- WORK TASK -
Print every record below exactly as it stands.

[Dataset entries]
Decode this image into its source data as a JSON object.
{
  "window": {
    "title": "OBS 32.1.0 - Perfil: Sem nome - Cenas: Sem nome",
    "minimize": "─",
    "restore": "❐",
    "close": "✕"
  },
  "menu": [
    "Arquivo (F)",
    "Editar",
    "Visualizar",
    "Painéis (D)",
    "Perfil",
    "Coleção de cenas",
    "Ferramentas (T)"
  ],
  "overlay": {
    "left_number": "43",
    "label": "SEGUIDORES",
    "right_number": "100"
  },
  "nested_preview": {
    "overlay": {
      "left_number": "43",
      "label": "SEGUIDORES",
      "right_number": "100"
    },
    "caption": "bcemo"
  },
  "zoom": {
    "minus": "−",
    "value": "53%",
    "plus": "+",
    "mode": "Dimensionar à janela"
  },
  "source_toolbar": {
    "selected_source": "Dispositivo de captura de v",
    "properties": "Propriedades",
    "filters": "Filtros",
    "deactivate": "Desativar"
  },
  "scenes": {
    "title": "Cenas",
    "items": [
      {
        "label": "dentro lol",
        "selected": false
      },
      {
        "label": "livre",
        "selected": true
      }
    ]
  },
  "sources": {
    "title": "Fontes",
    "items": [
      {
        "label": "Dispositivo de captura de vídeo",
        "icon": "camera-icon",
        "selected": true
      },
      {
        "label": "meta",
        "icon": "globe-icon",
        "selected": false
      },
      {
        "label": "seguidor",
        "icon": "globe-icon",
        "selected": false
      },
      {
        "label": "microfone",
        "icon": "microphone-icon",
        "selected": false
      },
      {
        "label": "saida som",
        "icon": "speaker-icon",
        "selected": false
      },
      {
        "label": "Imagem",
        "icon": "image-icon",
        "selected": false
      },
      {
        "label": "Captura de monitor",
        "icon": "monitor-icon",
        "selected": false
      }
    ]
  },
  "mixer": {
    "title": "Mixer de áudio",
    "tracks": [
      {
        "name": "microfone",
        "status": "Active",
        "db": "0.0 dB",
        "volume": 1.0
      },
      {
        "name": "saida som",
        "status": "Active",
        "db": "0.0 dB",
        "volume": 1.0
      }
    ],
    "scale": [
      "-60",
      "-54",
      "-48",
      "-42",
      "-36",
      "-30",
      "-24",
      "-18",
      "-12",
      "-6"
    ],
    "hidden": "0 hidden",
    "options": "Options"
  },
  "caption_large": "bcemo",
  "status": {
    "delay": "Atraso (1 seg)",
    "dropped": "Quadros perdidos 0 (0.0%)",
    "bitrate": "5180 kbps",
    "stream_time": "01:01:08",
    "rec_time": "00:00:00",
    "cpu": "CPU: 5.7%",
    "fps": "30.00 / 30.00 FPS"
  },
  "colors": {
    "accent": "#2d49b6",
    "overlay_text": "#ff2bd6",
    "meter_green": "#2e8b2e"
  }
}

- PROBLEM SOLUTION -
Decode this image into its source data as a JSON object.
{
  "window": {
    "title": "OBS 32.1.0 - Perfil: Sem nome - Cenas: Sem nome",
    "minimize": "─",
    "restore": "❐",
    "close": "✕"
  },
  "menu": [
    "Arquivo (F)",
    "Editar",
    "Visualizar",
    "Painéis (D)",
    "Perfil",
    "Coleção de cenas",
    "Ferramentas (T)"
  ],
  "overlay": {
    "left_number": "43",
    "label": "SEGUIDORES",
    "right_number": "100"
  },
  "nested_preview": {
    "overlay": {
      "left_number": "43",
      "label": "SEGUIDORES",
      "right_number": "100"
    },
    "caption": "bcemo"
  },
  "zoom": {
    "minus": "−",
    "value": "53%",
    "plus": "+",
    "mode": "Dimensionar à janela"
  },
  "source_toolbar": {
    "selected_source": "Dispositivo de captura de v",
    "properties": "Propriedades",
    "filters": "Filtros",
    "deactivate": "Desativar"
  },
  "scenes": {
    "title": "Cenas",
    "items": [
      {
        "label": "dentro lol",
        "selected": false
      },
      {
        "label": "livre",
        "selected": true
      }
    ]
  },
  "sources": {
    "title": "Fontes",
    "items": [
      {
        "label": "Dispositivo de captura de vídeo",
        "icon": "camera-icon",
        "selected": true
      },
      {
        "label": "meta",
        "icon": "globe-icon",
        "selected": false
      },
      {
        "label": "seguidor",
        "icon": "globe-icon",
        "selected": false
      },
      {
        "label": "microfone",
        "icon": "microphone-icon",
        "selected": false
      },
      {
        "label": "saida som",
        "icon": "speaker-icon",
        "selected": false
      },
      {
        "label": "Imagem",
        "icon": "image-icon",
        "selected": false
      },
      {
        "label": "Captura de monitor",
        "icon": "monitor-icon",
        "selected": false
      }
    ]
  },
  "mixer": {
    "title": "Mixer de áudio",
    "tracks": [
      {
        "name": "microfone",
        "status": "Active",
        "db": "0.0 dB",
        "volume": 1.0
      },
      {
        "name": "saida som",
        "status": "Active",
        "db": "0.0 dB",
        "volume": 1.0
      }
    ],
    "scale": [
      "-60",
      "-54",
      "-48",
      "-42",
      "-36",
      "-30",
      "-24",
      "-18",
      "-12",
      "-6"
    ],
    "hidden": "0 hidden",
    "options": "Options"
  },
  "caption_large": "bcemo",
  "status": {
    "delay": "Atraso (1 seg)",
    "dropped": "Quadros perdidos 0 (0.0%)",
    "bitrate": "5180 kbps",
    "stream_time": "01:01:08",
    "rec_time": "00:00:00",
    "cpu": "CPU: 5.7%",
    "fps": "30.00 / 30.00 FPS"
  },
  "colors": {
    "accent": "#2d49b6",
    "overlay_text": "#ff2bd6",
    "meter_green": "#2e8b2e"
  }
}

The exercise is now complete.